Exercise prompt:
Give the data below again exactly as it stands. Omit the pictures.

Given entries:

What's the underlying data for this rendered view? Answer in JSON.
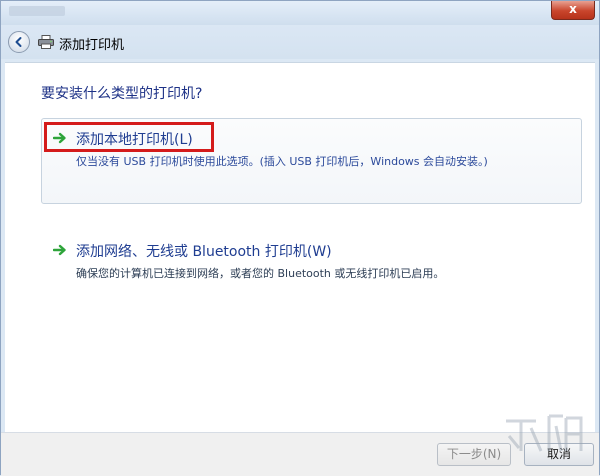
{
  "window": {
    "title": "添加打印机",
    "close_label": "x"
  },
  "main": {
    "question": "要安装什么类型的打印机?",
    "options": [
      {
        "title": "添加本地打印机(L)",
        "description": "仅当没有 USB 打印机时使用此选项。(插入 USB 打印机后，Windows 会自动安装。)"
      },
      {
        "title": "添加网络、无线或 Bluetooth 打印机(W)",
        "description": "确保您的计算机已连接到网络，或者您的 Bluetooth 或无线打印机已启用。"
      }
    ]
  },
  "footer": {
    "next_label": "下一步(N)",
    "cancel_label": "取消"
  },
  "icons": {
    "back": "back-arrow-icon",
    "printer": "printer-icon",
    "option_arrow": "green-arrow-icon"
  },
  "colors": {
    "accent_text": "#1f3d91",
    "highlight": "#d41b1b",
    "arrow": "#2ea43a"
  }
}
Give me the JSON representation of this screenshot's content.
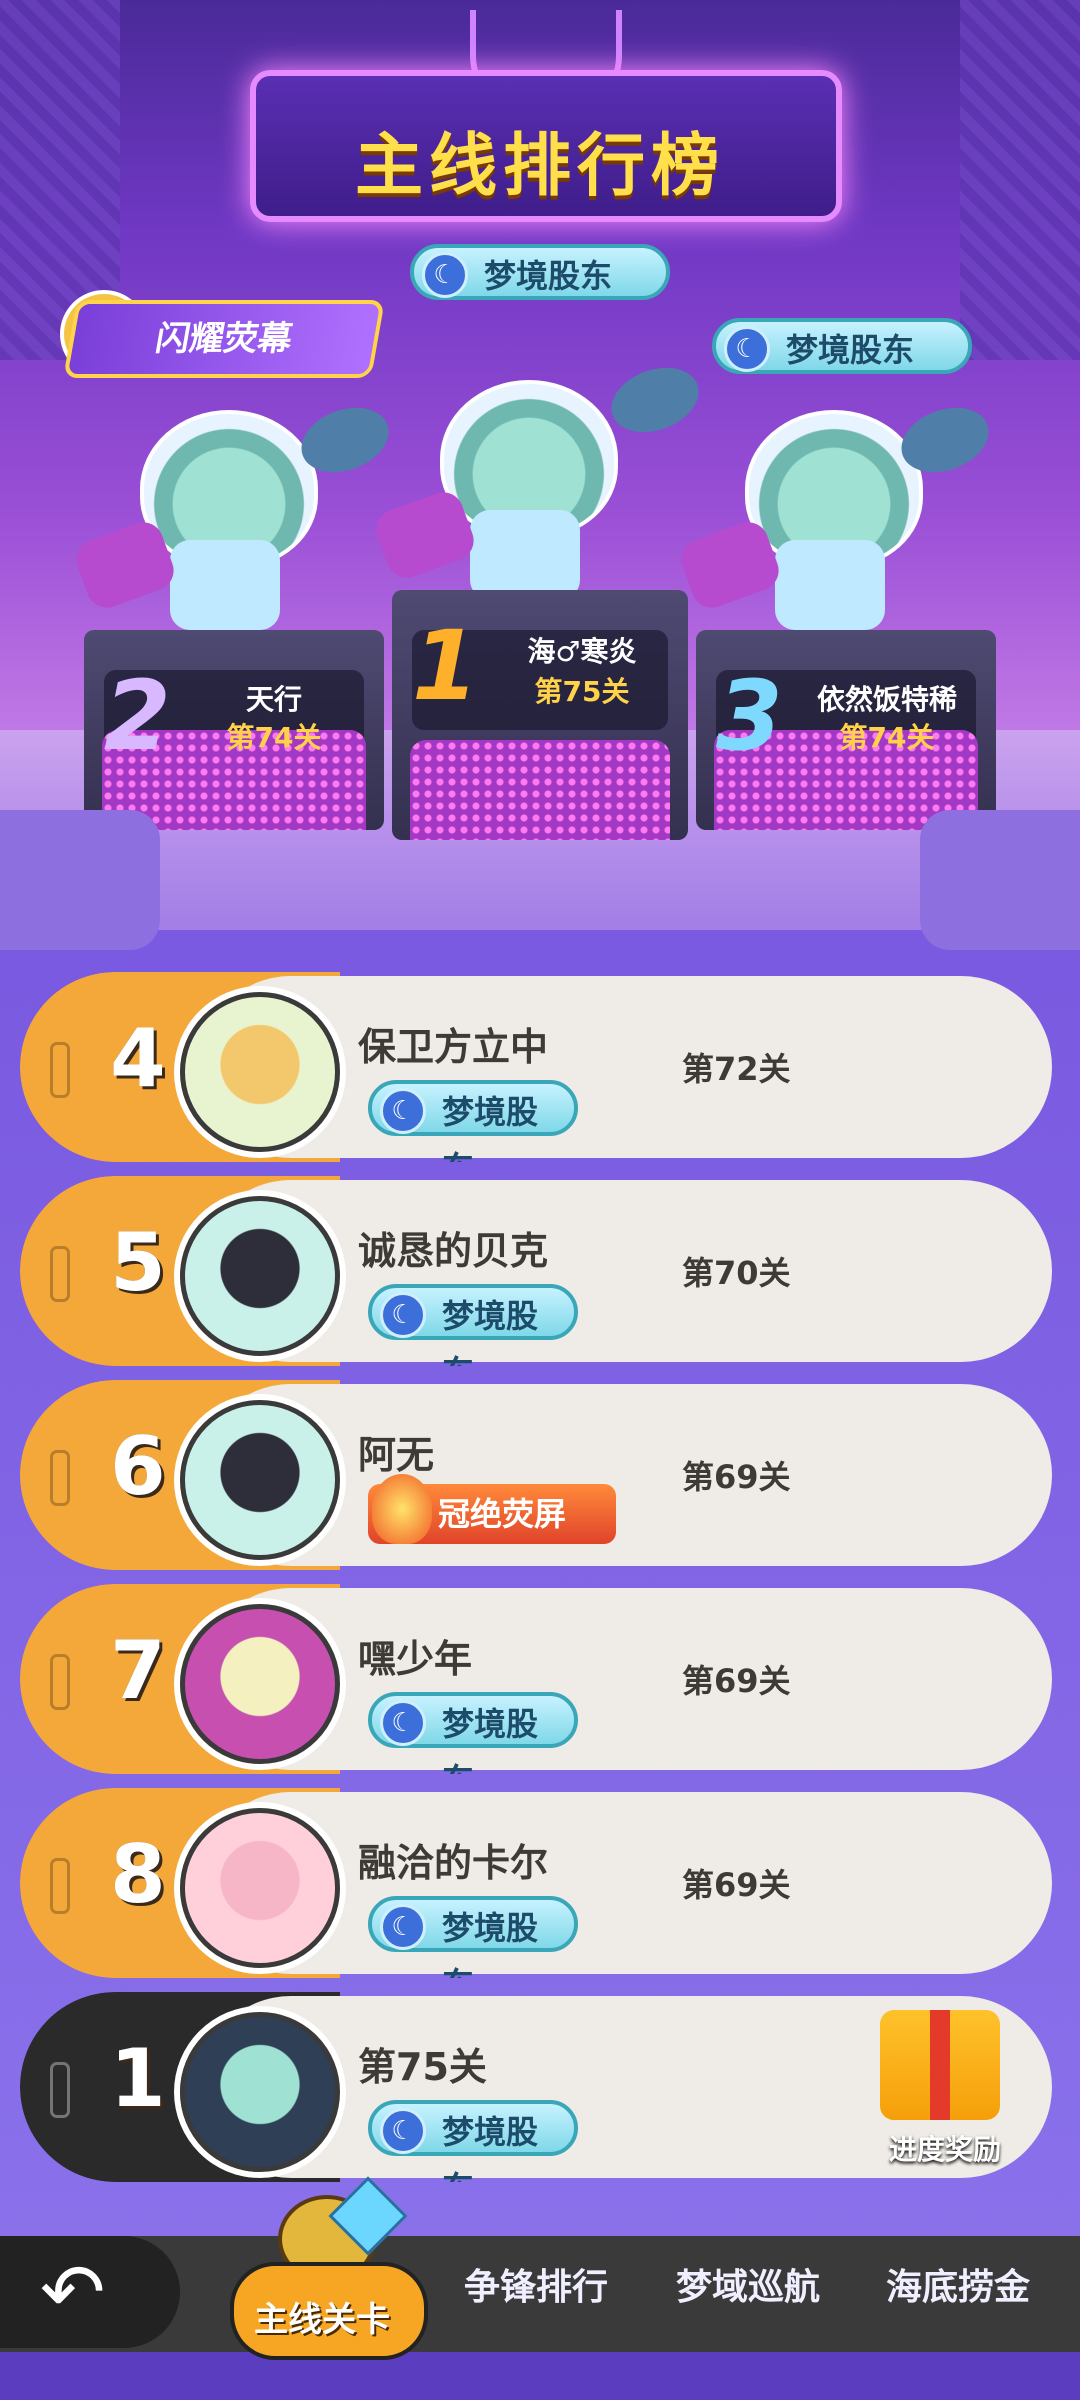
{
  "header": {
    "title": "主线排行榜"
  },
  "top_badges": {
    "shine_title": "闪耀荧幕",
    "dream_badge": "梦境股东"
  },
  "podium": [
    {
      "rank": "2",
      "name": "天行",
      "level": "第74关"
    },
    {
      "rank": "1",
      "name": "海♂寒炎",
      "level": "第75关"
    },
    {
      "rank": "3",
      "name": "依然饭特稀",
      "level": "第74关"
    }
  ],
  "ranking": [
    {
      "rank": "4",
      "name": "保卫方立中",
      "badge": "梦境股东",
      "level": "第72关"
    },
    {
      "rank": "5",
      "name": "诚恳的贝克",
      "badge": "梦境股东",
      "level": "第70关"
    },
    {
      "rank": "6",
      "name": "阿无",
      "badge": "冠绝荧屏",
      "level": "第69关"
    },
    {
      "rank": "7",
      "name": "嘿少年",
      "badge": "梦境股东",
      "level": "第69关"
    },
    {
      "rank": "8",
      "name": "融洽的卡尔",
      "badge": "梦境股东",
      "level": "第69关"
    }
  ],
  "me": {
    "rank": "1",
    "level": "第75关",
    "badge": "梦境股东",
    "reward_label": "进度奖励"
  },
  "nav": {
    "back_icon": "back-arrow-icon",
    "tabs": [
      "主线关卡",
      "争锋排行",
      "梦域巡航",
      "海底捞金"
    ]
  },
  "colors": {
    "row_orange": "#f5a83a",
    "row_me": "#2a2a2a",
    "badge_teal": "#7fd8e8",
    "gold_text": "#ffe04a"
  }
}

Result:
What's the underlying data for this rendered view? Answer in JSON.
{
  "window": {
    "title": "添加打印机",
    "close_label": "x"
  },
  "main": {
    "question": "要安装什么类型的打印机?",
    "options": [
      {
        "title": "添加本地打印机(L)",
        "description": "仅当没有 USB 打印机时使用此选项。(插入 USB 打印机后，Windows 会自动安装。)"
      },
      {
        "title": "添加网络、无线或 Bluetooth 打印机(W)",
        "description": "确保您的计算机已连接到网络，或者您的 Bluetooth 或无线打印机已启用。"
      }
    ]
  },
  "footer": {
    "next_label": "下一步(N)",
    "cancel_label": "取消"
  },
  "icons": {
    "back": "back-arrow-icon",
    "printer": "printer-icon",
    "option_arrow": "green-arrow-icon"
  },
  "colors": {
    "accent_text": "#1f3d91",
    "highlight": "#d41b1b",
    "arrow": "#2ea43a"
  }
}
Give me the JSON representation of this screenshot's content.
{
  "header": {
    "title": "主线排行榜"
  },
  "top_badges": {
    "shine_title": "闪耀荧幕",
    "dream_badge": "梦境股东"
  },
  "podium": [
    {
      "rank": "2",
      "name": "天行",
      "level": "第74关"
    },
    {
      "rank": "1",
      "name": "海♂寒炎",
      "level": "第75关"
    },
    {
      "rank": "3",
      "name": "依然饭特稀",
      "level": "第74关"
    }
  ],
  "ranking": [
    {
      "rank": "4",
      "name": "保卫方立中",
      "badge": "梦境股东",
      "level": "第72关"
    },
    {
      "rank": "5",
      "name": "诚恳的贝克",
      "badge": "梦境股东",
      "level": "第70关"
    },
    {
      "rank": "6",
      "name": "阿无",
      "badge": "冠绝荧屏",
      "level": "第69关"
    },
    {
      "rank": "7",
      "name": "嘿少年",
      "badge": "梦境股东",
      "level": "第69关"
    },
    {
      "rank": "8",
      "name": "融洽的卡尔",
      "badge": "梦境股东",
      "level": "第69关"
    }
  ],
  "me": {
    "rank": "1",
    "level": "第75关",
    "badge": "梦境股东",
    "reward_label": "进度奖励"
  },
  "nav": {
    "back_icon": "back-arrow-icon",
    "tabs": [
      "主线关卡",
      "争锋排行",
      "梦域巡航",
      "海底捞金"
    ]
  },
  "colors": {
    "row_orange": "#f5a83a",
    "row_me": "#2a2a2a",
    "badge_teal": "#7fd8e8",
    "gold_text": "#ffe04a"
  }
}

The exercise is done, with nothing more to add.